Urban renewal is a double-edged sword. It can often bring revitalization and positive change, but not always. With highways beginning to pulsate through and near American cities, there were vigorous attempts to revive and beautify places that travelers might want to visit. In many cases, the result was the increased destruction of buildings, many of which were historic and valuable. It was Lady Bird Johnson who took on the job of analyzing the nationwide effects of urban renewal. What came out of it was the 1966 Historic Preservation Act, which codified the government’s commitment to protecting historic resources by requiring federally-funded projects to examine the impact on adjacent historic properties. The Act also created the National Register of Historic Places and established the state Historic Preservation Offices. The Rhode Island Historic Preservation and Heritage Commission is on Benefit Street in Providence.

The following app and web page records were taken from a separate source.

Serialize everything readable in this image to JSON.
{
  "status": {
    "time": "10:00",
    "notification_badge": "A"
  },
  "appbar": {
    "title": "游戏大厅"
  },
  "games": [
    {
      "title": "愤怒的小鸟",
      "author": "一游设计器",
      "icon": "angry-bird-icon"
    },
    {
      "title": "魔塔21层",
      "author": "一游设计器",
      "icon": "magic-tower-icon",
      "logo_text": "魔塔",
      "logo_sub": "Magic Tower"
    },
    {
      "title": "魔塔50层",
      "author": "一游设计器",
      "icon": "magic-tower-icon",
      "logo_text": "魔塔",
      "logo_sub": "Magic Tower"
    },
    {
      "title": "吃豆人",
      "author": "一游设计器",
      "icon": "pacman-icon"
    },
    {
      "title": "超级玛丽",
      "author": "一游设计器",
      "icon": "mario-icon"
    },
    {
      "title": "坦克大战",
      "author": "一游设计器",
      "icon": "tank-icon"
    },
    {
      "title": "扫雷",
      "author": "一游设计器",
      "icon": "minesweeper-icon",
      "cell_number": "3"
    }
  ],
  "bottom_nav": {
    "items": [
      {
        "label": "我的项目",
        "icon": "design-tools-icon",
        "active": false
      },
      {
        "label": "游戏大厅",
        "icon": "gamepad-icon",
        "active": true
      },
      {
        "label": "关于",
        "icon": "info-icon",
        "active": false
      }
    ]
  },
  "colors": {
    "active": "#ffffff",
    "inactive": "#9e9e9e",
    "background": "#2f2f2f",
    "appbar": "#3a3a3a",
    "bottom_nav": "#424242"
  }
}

Advocating for the beauty and value of 1960s buildings is particularly challenging for preservationists. It was after all these buildings which generally led to the creation of many preservation societies. There was a nationwide objection to what we now call Mid-Century Modern, and Brutalism, which were drastically different from the Colonial and Victorian styles that many people wanted to preserve. It was also unfavorable that many buildings in the 1960s were constructed of mass-produced and easily replicated materials, which were generally thought to be less attractive and of lesser quality. These buildings are now more than fifty years old, meeting the first eligibility requirement for the National Register of Historic Places. The once-new buildings that sparked such a backlash are now old and historic.
Historic preservationists are often thought of as people who want to freeze time, to keep everything old and unchanged. There are some preservationists who take that approach, but many don’t. The current board of the Heritage Alliance of Pawtucket views preservation work as the importance of managing historic resources within the context of current needs. In other words, historic resources can be adapted. It requires dedication and creativity, it can be expensive, and there are often challenges. It comes down to whether those challenges are more or less important than dismantling a city’s identity.
In terms of genealogy, old buildings are the city’s ancestors, and we’re losing them. The Historic Preservation Act doesn’t require that all old buildings be saved, only that consideration be given to whether the building is worthy of being saved. Being listed on the National Register of Historic Places (the Apex building is not) doesn’t guarantee preservation either. To what degree a building’s value or importance is considered will depend on several things, such as style, date, location, function, and condition, but if aggressive development projects are a priority, then dilapidated buildings, especially one from the late 1960s, won’t stand a chance.
Our mission is to tell the stories of Pawtucket, to encourage a feeling of responsibility for the historic resources that have been left in our care. We have been the stewards of the Apex building, and every other historic resource in the city. Let us think carefully about what that means to us.